- Provides a rich source of phytonutrients (antioxidants that can protect from certain cancers); and
- Is high in anti-inflammatory properties. That’s just the cabbage! It becomes an amazing SUPER food when it is fermented. Brace yourself, here comes the SAUERKRAUT…
Wild mushrooms take me back to my childhood in Poland. At least once a year there was an early morning kick-off (I mean the morning that we consider the middle of the night – 4 am wake up call) to a mushroom picking day in the forest!
The earlier you were in the forest, the better. And I’m not talking about one forest. Every forest in Poland, in the mushrooms season, was crawling with pickers. Being one of the first ones there heightened your chances of returning with your bucket full of wild mushrooms.
Sometimes it was so frustrating to walk behind a family member who was able to get the drop on every single mushroom – which left my bucket empty. But the feeling of accomplishment when you finally find your MUSHROOM is simply unforgettable.
Mushrooms have a lot of health benefits:
- They are an excellent source of vitamin B and D and minerals like selenium, copper, and potassium;
- They have a lot of antioxidants that can strengthen immunity.
Easy steps to make Polish Kapusta
Oh, and did I mentioned that it is super easy to make? Here are a few simple steps:
- Rinse and boil the sauerkraut;
- Add spices;
- Soak and boil wild mushrooms;
- Fry up some onions;
- Add onions, mushrooms to the sauerkraut;
- Add salt, pepper, and a pinch of sugar.
- Mix and serve with a sprinkle of partly.
Doesn’t that sound super easy? Below you will find a printable Polish Kapusta recipe.
I hope you enjoy this Polish delight of Kapusta (sauerkraut with mushrooms). Please let me know your traditions, I’d love to hear from you!
Other Polish dishes:
If you’re looking for more Polish dishes, here are my favorite suggestions:
- Dill Pickle Soup – Zupa Ogorkowa
- Cabbage and Kielbasa
- Polish Cucumber Salad – Mizeria
- Polish Stuffed Cabbage – Golabki

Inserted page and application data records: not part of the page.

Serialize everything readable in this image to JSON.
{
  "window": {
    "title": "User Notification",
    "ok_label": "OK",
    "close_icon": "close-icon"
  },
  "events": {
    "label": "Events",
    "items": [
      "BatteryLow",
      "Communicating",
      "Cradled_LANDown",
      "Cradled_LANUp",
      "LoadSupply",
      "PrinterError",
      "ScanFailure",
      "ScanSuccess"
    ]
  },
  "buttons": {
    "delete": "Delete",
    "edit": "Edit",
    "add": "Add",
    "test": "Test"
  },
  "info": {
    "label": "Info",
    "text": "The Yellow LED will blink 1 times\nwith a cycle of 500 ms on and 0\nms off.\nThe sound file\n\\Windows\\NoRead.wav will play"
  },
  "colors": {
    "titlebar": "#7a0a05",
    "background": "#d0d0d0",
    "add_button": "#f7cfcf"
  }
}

- 1/2 lbs Sauerkraut
- 2 oz Dried Wild Mushrooms
- 2 Onions medium or 1 large, chopped
- 2 Bay Leaves
- 5 corns Allspice
- 2 tbsp Olive Oil
- 1 teaspoon Sugar
- Salt and Pepper to taste
- 1 teaspoon Parsley chopped for garnish
- Rinse the sauerkraut under the running water. Squeeze excess water and chop it.
- Place sauerkraut in a pot with water. Water should come to a level where contents are submerged.
- Add bay leaves and allspice.
- Cook on low heat for about 40-60 minutes until the sauerkraut is soft.
- If water evaporates, you may need to add hot boiling water a few times during the process.
- In the meantime, place dried mushrooms in a pot with water. Let them stand for half an hour.
- Cook the mushrooms in the same water they were soaking in for another half an hour, adding a little bit of salt.
- In a frying pan, heat up the olive oil. Add onions and cook for approximately 5 minutes until they are golden brown.
- When the mushrooms are cooked, remove them with the slotted spoon and add to the sauerkraut.
- Using a cheesecloth (or thin strainer) and ladle, pour one ladle of the mushroom water at the time over the sauerkraut (you may want to add 1-3 ladles to the sauerkraut depending on how much liquid has evaporated)
- Cook for about 10 more minutes to reduce some of the liquid (the dish should be wet but not soaking in water).
- Add onions and sugar to the pot and stir to combine.
- Discard bay leaves.
- Add salt and pepper for taste.
- Optionally you can add a tablespoon or 2 of butter and mix it well.
- Garnish with parsley and serve as a side dish.